The daughter of a World War II fighter pilot, Simmons spent years locating and interviewing veterans and their children, supplementing their personal experiences with additional research to present a wider view of the war and the people who fought it. Mechanics kept planes aloft, nurses tended to the wounded, and engineers with the Graves Registration Service honored the fallen.
Attitudes toward front-line combat varied. Some men hoped to face the enemy but were reassigned to noncombat roles. Others volunteered for training positions to avoid the infantry. Still others used their prewar skills in maintenance or administration to sustain the mountains of equipment needed to keep the fight going.
Regardless of their eventual assignments, Simmons points out that all the “other veterans” stood in harm’s way while serving. German U-boat captains did not distinguish between riflemen and rear echelon officers when they targeted troop transports, and those on the ground were subject to strafing, artillery fire and air raids.
Jack Coyle, one of the veterans profiled in the book, manned a radio station behind the lines in China facing the constant threat of discovery, meaning instant death as a spy. Supply clerk Randy Bostwick loaded and unloaded medical supplies from the beaches of Italy and France under constant fire. Battalion surgeon Frank Cone tended to Americans and Filipinos until his last day of life in a Japanese prison camp.
“All nineteen did their part and served as proudly as any combat soldier or sailor,” Simmons writes. She has done a great service by bringing their stories to the public in this book.

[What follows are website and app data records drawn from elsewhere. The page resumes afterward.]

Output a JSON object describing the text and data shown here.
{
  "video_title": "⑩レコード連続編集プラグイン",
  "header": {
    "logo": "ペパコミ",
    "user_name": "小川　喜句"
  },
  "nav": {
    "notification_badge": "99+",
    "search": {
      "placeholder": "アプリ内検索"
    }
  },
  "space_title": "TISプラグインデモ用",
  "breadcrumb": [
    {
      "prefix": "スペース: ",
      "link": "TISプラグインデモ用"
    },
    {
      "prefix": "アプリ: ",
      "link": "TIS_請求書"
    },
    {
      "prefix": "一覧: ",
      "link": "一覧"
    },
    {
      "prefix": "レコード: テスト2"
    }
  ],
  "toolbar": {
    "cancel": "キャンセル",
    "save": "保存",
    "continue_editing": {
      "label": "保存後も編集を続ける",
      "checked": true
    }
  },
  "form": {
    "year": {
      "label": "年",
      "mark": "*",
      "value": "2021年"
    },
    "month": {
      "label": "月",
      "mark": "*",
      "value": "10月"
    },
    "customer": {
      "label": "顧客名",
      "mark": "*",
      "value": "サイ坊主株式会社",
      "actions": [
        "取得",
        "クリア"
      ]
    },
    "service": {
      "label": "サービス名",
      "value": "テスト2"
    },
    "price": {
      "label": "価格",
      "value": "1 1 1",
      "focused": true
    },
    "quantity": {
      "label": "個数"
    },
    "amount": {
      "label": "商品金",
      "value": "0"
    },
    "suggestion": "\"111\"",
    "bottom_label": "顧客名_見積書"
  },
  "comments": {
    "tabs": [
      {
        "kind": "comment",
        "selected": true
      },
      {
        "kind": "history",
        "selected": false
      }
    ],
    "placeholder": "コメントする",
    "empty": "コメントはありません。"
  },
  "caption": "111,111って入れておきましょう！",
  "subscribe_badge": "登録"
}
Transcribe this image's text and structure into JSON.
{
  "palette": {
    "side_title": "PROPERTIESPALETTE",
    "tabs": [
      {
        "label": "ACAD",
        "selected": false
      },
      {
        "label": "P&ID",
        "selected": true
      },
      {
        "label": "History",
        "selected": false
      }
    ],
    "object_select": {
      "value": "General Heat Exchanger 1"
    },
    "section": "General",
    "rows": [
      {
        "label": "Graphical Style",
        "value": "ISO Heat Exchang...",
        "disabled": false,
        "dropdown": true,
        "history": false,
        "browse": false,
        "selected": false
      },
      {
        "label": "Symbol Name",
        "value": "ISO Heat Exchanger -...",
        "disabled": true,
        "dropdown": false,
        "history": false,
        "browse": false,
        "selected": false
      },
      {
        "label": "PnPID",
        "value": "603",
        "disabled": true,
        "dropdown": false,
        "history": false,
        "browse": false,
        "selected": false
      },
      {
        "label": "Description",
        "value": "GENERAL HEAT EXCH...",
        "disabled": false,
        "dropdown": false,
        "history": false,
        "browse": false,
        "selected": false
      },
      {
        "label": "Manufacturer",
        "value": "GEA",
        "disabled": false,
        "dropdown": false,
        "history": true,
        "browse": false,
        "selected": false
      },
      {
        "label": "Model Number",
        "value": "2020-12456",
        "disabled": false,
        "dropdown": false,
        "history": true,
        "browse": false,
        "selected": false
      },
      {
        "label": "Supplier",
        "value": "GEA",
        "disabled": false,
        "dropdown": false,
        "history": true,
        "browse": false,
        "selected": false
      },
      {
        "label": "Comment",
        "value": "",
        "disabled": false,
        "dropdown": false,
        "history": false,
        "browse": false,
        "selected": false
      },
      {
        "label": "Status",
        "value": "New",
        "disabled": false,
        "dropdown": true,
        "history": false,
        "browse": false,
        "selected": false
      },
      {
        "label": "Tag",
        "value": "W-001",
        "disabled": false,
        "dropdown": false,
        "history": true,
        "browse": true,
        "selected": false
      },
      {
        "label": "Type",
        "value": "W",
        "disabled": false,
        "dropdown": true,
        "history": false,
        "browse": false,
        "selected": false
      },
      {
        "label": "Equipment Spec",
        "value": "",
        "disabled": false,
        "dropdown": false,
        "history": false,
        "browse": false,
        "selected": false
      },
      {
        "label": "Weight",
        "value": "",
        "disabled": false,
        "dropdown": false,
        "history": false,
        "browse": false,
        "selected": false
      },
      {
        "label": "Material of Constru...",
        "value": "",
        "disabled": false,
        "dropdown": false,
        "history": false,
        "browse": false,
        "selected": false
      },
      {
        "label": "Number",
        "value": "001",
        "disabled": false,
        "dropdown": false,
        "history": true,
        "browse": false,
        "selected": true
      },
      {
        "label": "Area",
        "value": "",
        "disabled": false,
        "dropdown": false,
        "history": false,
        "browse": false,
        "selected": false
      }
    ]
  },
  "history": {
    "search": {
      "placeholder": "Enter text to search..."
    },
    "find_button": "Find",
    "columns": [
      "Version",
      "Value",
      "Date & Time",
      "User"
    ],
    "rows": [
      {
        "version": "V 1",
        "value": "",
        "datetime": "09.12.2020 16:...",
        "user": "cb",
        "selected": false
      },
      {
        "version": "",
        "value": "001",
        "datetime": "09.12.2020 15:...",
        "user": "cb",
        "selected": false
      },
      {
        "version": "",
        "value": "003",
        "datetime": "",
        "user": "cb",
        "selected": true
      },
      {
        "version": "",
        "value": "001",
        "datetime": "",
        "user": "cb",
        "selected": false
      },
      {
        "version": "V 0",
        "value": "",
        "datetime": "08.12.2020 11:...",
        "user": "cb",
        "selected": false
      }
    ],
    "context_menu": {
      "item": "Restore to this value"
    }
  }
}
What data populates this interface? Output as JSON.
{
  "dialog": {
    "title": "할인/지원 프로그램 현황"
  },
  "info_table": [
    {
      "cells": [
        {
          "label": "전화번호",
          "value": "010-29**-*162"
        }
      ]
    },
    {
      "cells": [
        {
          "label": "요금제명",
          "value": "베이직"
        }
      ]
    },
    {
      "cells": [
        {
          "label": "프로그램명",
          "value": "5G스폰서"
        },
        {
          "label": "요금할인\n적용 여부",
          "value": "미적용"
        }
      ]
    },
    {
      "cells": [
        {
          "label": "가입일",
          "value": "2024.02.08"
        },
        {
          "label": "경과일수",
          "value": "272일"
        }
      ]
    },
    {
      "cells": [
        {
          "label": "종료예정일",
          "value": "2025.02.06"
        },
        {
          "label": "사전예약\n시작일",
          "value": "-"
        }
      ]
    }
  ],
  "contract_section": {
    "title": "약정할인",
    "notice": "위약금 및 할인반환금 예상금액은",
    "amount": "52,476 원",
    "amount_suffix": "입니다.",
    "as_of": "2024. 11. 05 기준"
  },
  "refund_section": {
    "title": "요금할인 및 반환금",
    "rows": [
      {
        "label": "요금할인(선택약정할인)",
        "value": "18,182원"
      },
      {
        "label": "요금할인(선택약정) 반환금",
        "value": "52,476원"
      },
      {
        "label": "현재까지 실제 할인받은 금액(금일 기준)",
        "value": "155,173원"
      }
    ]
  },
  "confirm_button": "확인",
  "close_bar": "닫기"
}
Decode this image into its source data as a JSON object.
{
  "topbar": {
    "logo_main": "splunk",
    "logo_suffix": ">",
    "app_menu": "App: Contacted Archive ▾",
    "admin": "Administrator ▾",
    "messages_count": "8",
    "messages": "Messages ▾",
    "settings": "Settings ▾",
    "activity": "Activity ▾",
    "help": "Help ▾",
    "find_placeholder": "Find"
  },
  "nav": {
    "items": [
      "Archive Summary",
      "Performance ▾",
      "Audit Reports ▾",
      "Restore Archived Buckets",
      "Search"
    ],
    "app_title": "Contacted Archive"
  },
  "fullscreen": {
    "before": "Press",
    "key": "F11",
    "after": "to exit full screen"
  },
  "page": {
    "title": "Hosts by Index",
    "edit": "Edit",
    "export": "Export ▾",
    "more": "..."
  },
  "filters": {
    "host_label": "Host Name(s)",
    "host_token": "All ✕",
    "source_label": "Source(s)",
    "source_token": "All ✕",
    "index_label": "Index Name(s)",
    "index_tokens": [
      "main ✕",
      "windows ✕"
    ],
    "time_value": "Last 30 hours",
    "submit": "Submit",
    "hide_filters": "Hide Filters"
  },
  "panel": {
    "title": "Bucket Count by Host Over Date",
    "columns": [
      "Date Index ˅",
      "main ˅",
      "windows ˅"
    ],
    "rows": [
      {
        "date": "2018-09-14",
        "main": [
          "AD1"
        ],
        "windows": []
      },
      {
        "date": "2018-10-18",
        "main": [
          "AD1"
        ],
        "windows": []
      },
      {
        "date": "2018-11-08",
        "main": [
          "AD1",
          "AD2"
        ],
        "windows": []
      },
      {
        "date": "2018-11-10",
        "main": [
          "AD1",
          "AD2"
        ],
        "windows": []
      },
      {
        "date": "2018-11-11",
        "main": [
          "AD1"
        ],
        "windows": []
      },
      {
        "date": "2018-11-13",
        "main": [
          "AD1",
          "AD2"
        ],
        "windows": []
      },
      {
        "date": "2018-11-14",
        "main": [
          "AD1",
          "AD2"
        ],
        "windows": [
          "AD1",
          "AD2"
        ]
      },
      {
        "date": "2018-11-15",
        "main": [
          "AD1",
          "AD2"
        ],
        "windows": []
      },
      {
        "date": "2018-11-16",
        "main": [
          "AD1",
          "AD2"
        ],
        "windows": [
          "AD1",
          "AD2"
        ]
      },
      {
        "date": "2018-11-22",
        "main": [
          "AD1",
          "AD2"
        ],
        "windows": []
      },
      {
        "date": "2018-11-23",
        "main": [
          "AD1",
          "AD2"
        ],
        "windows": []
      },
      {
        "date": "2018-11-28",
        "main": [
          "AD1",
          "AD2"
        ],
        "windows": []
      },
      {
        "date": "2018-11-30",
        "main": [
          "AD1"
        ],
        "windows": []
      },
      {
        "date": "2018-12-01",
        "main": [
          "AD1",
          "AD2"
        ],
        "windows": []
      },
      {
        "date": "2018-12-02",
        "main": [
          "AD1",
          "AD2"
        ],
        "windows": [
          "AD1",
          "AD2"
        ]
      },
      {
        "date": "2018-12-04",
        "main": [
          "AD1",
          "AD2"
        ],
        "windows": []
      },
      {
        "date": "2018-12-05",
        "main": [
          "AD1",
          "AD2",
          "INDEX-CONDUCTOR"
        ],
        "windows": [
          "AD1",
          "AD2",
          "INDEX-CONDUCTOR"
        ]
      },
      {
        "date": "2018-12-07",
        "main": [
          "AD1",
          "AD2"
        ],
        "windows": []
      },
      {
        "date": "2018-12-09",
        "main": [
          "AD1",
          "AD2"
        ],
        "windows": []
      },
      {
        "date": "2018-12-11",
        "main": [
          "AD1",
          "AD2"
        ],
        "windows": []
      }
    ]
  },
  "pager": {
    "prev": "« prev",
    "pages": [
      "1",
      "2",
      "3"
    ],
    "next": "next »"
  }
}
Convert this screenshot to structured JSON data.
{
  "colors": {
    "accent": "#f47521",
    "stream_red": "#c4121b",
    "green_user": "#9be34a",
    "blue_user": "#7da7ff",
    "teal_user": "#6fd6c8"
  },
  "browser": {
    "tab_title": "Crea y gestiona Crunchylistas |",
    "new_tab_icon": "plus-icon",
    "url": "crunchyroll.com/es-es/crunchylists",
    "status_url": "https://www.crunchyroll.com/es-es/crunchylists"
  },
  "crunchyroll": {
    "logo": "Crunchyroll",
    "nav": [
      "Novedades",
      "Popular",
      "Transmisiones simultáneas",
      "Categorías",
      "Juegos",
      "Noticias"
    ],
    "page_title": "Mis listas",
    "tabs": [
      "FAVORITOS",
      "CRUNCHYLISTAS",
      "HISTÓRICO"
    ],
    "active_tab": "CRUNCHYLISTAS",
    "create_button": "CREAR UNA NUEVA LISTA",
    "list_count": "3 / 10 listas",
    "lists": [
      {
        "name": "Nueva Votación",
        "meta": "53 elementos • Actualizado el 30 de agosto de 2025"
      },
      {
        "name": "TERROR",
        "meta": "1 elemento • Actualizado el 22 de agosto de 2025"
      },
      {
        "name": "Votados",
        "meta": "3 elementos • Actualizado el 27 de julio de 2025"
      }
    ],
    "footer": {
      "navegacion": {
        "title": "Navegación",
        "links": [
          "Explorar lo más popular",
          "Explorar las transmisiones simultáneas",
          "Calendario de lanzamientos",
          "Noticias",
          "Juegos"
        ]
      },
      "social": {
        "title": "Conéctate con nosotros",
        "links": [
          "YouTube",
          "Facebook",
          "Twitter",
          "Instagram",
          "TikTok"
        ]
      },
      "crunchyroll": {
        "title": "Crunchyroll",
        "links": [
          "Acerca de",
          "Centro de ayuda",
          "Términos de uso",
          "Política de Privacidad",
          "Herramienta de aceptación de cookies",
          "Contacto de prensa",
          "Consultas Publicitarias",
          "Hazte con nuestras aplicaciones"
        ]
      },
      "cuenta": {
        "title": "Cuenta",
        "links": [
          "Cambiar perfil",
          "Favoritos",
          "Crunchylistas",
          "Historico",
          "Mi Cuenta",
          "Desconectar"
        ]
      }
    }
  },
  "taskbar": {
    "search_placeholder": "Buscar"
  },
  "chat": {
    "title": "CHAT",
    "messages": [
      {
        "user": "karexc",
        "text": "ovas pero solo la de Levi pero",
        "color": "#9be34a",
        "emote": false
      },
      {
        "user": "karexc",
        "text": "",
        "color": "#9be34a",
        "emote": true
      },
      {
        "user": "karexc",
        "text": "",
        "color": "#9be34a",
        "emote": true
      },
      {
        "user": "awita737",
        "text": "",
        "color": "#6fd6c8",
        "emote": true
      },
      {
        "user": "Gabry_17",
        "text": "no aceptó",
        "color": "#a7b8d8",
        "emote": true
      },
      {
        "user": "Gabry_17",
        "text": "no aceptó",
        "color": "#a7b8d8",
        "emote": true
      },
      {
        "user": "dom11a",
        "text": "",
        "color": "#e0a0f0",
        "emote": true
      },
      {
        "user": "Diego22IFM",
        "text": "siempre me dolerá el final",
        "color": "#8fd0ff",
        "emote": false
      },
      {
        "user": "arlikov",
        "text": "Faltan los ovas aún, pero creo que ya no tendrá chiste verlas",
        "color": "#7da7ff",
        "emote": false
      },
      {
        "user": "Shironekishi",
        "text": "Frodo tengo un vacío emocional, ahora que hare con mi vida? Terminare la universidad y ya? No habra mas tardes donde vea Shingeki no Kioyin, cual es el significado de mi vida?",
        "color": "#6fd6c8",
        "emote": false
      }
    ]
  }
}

Don DeNevi has reviewed books for five decades, focusing on military subjects, particularly World War II. After retiring from college and university teaching, he served as supervisor of recreation at San Quentin State Prison, California. He is the author of more than 50 books.